I usually at least try to appear supportive of these recommendations, but goddamn, I hate Netflix’s reality programming. I hate how cheap and exploitative it is and how they shoehorn that fucking neon circle into each show. Every time I see it, it feels tackier.
I’ve seen the contracts for these shows, and I know they’re shot for next-to-nothing, and very rarely do contestants get nothing but grief, even if they win — come on, $200K? In this day and age? — but Netflix itself almost always turn a massive profit, which makes it even worse.
That said, I have been watching reality shows since the modern makeover in the early naughts — yes, I’m old enough to have live-watched the first season of SURVIVOR (which I’ll note had a $1M payout) — and watched more than my fair share of PROJECT RUNWAY seasons — most of them live — as well as wanna-bes like one-season weirdos like THE CUT.
NEXT IN FASHION is very clearly Netflix’s very cheap take on PROJECT RUNWAY.
I’ll note: I am married to a fashion historian. When she was in college I helped her with her collections, because she needed more hands and mine were the closest, and I take instructions well. I’ve worked on websites for a bunch of designers, attended a number of illustrious fashion events — I’m very familiar with this world in a way I never would have expected.
The thing about PROJECT RUNWAY is that: both of the leads were not just experts in their field, but proper and established mentors. That was the allure. You’d actually learn from them, as opposed to simply being judged.
So, NEXT IN FASHION is very lucky to have Gigi Hadid. Tan, while engaging, is clearly out of his element here. He has nothing to offer but mild quips and grey tips. Gigi, on the other hand, succinctly explains — and articulates — why certain looks do not work.
That said, reality shows are built on the backs of their contestants. And I’ll note that NEXT IN FASHION’s contestants have a better reputation than most. They’re not starving artists or fresh-out-of-school; most of them are far more established than those you’d see in early seasons of PROJECT RUNWAY.
That’s what makes the show far more interesting to watch, because you know you’re watching seasoned workers just here for promotion instead of thirsty amateurs that barely know what they’re doing. I’m so used to the latter regarding reality TV shows that I was absolutely surprised to realized — halfway through the season — that no, that’s not the tact they took.

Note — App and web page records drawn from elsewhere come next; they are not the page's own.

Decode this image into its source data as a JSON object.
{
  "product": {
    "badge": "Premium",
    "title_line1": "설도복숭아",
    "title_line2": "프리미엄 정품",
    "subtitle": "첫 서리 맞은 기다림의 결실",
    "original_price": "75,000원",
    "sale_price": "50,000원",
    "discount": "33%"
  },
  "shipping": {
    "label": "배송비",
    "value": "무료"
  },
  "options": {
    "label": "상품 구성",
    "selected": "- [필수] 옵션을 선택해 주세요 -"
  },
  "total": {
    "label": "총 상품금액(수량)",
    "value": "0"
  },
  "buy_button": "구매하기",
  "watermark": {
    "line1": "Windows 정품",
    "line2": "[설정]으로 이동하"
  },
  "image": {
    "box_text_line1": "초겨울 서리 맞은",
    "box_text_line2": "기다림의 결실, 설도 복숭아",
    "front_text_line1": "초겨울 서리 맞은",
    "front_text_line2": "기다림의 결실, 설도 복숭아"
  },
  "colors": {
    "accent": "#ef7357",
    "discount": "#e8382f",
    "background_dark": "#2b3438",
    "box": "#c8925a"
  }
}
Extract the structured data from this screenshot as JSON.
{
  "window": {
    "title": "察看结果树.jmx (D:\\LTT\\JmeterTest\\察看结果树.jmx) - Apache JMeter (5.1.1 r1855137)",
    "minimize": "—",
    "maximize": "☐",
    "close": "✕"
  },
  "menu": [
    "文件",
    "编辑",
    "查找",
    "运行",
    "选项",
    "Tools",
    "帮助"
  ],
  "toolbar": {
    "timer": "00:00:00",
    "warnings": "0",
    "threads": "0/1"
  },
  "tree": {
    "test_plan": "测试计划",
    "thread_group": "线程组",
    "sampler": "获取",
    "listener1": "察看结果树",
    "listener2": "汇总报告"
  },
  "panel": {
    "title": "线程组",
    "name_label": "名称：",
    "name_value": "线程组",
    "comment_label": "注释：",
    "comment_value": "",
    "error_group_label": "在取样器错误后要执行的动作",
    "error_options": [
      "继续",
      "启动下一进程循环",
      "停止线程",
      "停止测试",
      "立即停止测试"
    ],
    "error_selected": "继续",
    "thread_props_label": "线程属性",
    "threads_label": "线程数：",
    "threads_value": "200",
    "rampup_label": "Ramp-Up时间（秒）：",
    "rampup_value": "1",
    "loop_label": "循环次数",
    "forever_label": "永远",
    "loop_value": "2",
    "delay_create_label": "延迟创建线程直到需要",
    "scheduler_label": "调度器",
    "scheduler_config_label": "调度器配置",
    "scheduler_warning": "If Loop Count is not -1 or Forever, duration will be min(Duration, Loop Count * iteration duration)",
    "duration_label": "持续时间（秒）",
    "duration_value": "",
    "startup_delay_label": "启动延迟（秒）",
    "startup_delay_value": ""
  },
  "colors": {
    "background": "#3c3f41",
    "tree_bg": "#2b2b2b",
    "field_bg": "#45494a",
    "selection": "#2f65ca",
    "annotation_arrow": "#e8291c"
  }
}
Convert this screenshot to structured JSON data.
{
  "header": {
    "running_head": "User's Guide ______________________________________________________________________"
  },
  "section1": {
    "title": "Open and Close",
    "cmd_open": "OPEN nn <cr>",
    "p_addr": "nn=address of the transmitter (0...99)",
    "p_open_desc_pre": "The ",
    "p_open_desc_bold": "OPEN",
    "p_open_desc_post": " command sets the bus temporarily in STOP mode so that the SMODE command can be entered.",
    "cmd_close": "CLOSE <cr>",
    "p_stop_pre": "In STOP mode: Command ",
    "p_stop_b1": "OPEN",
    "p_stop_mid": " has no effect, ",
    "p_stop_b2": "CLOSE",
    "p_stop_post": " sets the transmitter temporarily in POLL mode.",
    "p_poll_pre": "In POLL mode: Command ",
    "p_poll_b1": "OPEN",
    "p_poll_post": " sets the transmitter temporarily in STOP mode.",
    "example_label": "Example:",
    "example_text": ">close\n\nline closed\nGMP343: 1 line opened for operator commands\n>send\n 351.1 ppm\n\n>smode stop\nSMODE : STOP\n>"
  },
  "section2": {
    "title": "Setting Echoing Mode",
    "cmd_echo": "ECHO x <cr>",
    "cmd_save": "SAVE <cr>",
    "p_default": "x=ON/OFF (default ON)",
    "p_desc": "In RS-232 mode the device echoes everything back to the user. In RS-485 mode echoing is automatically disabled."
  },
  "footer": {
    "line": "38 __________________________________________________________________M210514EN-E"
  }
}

I love watching skilled people do what they love, but that’s a rarity with reality TV! I realize most just want to see people fuck-up via terrible shit, but I don’t! I want to see people revel in doing what they thrive for; I want to learn from them, even from their mistakes! I’m a stupid nerd, but I endlessly want to be taught, and this show helps with a bit of that, despite Netflix’s shenanigans.